Sir Martin Sorrell’s S4 Capital booked a £500,000 loss for the six months to June 2020 but nobody bothers about that much these days (in the same period of 2019 it lost £8.8m) but its top line numbers continue their advance through the coronavirus outbreak.
Billings were up 41.4% on a like-for-like basis to £260.4m in the period, revenue up 60.7% to £141.3m and EBITDA profit (profit before central costs) was £20.5m, down 4.7% like-for-like which is pretty good in the circumstances. S4’s businesses include content agency MediaMonks and digital media operation MightyHive.
Sorrell says: “The tragedy of Covid-19 has only accelerated the speed of digital transformation and disruption at consumer, media and enterprise levels. These results confirm that S4Capital is currently in a growth sweetspot and that its digital only, faster, better, cheaper, unitary, “holy trinity” model, which combines first party data with digital content, data and digital media, is migrating from brand awareness and trial to conversion at scale.
After less than two years as a listed company and with a market capitalisation of around $2.5 billion, which is well in to the top 200 FTSE companies, we are now in a position to build stronger value-adding relationships with tech, healthcare, financial and FMCG clients amongst others and with a strong and liquid balance sheet in a great financial place to expand through further combinations, which will add to our data, content, digital media and technological capabilities.
“We will continue to update the market on progress in reaching our new client conversion target of “202”, that is 20 clients with over $20 million of annual revenues.”
Sorrell can be excused a degree of self-satisfaction. His big bet on digital on leaving WPP, the company he founded, under a cloud has clearly paid off – so far anyway.
Keen Sorrell wqtchers are still awaiting a really big deal: at 75 he’s in a hurry although so far S4 has confined itself to add-ons to MediaMonks and MightyHive, “mergers” as the company calls them.

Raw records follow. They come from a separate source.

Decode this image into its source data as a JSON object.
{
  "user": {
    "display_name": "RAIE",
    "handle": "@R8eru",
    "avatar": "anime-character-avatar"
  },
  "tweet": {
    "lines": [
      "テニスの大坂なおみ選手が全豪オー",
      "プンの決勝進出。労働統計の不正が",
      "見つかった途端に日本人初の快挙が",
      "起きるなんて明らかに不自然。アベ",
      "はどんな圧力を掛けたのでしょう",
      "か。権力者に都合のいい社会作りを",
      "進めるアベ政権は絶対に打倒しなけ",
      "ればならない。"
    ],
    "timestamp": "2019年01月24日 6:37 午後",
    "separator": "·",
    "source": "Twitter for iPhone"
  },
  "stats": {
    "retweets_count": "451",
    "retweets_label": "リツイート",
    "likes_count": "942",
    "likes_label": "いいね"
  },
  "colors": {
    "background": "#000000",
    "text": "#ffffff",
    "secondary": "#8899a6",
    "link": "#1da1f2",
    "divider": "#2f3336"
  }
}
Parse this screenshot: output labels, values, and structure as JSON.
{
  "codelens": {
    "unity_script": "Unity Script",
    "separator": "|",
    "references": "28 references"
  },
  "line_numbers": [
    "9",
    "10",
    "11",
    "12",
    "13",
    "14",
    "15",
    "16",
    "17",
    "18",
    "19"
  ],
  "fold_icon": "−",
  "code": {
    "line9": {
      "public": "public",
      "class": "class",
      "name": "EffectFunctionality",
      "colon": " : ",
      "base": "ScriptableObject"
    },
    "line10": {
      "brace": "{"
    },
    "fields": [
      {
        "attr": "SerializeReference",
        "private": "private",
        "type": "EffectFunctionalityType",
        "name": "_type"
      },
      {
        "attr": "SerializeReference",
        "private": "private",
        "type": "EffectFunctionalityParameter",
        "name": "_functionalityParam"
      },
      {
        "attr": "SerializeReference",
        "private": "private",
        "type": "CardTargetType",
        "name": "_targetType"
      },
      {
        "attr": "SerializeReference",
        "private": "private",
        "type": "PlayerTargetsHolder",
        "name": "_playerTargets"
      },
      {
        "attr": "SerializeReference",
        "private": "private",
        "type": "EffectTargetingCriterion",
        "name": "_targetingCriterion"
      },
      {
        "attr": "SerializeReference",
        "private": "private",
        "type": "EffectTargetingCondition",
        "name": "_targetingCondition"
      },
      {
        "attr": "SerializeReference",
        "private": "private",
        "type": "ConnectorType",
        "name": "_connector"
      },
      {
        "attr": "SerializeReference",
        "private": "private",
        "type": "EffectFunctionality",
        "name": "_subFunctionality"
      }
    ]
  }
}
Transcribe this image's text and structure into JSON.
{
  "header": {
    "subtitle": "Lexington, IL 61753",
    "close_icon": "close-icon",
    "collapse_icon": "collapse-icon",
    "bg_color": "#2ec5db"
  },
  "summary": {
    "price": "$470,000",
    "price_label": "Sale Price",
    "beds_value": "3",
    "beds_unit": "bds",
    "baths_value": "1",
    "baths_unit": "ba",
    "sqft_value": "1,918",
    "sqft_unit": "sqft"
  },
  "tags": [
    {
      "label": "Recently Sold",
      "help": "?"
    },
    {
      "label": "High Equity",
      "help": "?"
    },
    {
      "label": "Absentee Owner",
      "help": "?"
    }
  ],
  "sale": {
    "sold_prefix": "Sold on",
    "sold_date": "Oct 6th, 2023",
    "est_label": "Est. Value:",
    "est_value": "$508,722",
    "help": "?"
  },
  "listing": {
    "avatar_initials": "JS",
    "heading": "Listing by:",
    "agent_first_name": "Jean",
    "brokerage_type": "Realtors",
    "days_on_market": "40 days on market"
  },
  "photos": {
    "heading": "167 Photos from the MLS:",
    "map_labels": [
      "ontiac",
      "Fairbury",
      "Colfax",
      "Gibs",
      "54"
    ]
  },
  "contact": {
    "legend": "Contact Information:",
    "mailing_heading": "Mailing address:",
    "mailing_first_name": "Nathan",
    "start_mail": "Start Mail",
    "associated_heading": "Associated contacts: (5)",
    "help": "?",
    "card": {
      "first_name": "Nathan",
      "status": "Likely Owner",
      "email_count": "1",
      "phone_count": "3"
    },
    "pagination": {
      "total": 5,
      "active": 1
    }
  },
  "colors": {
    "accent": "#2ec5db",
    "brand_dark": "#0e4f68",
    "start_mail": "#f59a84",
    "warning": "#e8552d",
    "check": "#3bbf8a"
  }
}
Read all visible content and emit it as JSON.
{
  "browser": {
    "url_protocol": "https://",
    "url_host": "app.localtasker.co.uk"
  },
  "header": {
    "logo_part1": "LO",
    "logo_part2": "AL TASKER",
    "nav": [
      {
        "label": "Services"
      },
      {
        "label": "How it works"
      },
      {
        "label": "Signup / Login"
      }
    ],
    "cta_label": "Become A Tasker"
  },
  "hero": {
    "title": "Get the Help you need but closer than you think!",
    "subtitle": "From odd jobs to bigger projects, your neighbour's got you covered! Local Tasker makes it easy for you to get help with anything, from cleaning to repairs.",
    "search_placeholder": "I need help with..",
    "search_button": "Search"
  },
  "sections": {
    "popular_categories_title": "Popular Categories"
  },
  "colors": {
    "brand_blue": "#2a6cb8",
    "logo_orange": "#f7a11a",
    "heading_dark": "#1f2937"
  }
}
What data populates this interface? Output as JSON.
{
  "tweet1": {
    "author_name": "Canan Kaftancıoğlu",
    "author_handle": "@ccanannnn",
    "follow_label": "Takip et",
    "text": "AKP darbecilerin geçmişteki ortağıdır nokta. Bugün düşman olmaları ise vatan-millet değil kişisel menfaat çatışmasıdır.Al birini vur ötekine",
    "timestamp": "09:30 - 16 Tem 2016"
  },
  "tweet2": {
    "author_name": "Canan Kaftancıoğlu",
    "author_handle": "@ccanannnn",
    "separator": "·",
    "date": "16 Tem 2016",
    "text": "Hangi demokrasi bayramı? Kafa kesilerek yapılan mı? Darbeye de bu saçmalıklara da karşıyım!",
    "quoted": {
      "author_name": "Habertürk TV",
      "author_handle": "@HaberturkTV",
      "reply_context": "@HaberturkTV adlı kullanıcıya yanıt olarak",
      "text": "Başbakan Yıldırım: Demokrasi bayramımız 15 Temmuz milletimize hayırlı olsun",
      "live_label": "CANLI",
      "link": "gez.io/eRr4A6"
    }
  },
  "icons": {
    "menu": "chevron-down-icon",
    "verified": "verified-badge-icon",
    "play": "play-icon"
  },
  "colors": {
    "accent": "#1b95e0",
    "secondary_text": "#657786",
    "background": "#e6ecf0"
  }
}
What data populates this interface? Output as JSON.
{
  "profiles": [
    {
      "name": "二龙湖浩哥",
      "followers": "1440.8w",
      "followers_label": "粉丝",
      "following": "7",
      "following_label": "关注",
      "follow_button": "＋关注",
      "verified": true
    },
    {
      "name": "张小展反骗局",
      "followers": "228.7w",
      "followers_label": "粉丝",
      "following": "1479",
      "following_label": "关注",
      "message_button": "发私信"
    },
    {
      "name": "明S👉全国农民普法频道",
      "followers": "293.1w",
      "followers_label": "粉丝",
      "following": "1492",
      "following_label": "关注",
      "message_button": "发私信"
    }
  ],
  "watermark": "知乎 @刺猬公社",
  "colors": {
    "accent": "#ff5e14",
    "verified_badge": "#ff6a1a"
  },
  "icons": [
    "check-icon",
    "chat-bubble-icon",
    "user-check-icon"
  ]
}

S4 shares have risen steadily over the past three months (it’s now worth around £2bn) and there would be plenty of investors prepared to bankroll a bd for, say, part of WPP or one of the other ad holding companies.
Can he resist it?